policy, his new “maritime doctrine”. Millions of Indonesians live off
the sea, mainly from fishing, while much of the vast archipelago’s trade
moves by sea. Jokowi wants to spread prosperity by making fisheries
more productive, assert control over Indonesia’s sovereign waters and
build marine infrastructure to help bring Indonesia’s poor and far-flung
eastern islands into Java’s relatively prosperous orbit. But that
entails a crackdown on illegal fishing by other countries’ vessels—as
many as 5,000 a day, according to the president. Indonesia has few
working patrol boats. Jokowi has promised to boost the naval and
coastguard budgets as he doubles the share of GDP spent on defence (to
1.5%) over the next five years.
In the meantime, Jokowi has plumped for theatrical displays of
deterrence. Since he took office in October the navy has blown up 30-odd
foreign boats fishing illegally, most of them from Thailand or Vietnam.
ASEAN neighbours complain about Indonesian shin-kicking.

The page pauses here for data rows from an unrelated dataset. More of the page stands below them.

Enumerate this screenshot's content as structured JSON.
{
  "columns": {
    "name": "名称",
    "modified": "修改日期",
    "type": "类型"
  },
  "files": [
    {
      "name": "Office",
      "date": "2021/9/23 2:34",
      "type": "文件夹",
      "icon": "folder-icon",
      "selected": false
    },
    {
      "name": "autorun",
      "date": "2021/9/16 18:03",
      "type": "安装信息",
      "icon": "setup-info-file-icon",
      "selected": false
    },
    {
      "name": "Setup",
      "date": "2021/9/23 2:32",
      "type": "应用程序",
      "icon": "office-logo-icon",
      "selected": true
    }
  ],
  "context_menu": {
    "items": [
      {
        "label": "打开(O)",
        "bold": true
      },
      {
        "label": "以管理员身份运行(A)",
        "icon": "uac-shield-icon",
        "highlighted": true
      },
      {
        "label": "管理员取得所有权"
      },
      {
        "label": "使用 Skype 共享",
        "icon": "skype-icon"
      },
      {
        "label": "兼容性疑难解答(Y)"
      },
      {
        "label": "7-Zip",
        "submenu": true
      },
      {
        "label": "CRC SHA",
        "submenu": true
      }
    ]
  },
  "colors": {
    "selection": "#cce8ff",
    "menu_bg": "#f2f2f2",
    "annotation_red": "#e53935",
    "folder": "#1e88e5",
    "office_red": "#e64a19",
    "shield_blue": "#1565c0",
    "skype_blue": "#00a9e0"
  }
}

Even an
Indonesian foreign-policy hand calls the boat-burning “the act of an
insecure power” designed to appeal to a domestic audience.
Yet the resolve fades when it comes to China. The Indonesian
authorities have seized Chinese vessels, but they have not sunk them.
Indonesia says it has no territorial disputes with China in the South
China Sea, unlike Vietnam and the Philippines (see article).
But Indonesia would prefer not to pick a fight, even as it hedges its
bets by boosting defence ties with Japan, calling for a more visible
American military presence and sending more soldiers to its Natunas
islands (which China does not claim, but whose waters fall within the
“nine-dash line” it has drawn around nearly all of the South China Sea).
Does this add up to a new foreign policy of clear-eyed realism?
Regrettably not. It is true that Jokowi cares deeply about a drugs
scourge and the damage to national interests caused by illegal fishing.
But his prescriptions of executions of drug-traffickers and blowing up
fishing boats (except China’s) are more the outward manifestations of a
domestic nationalism than anything more considered. Such displays may
have to grow less frequent. Having friends counts for something.
This article originally appeared 2 May in The Economist.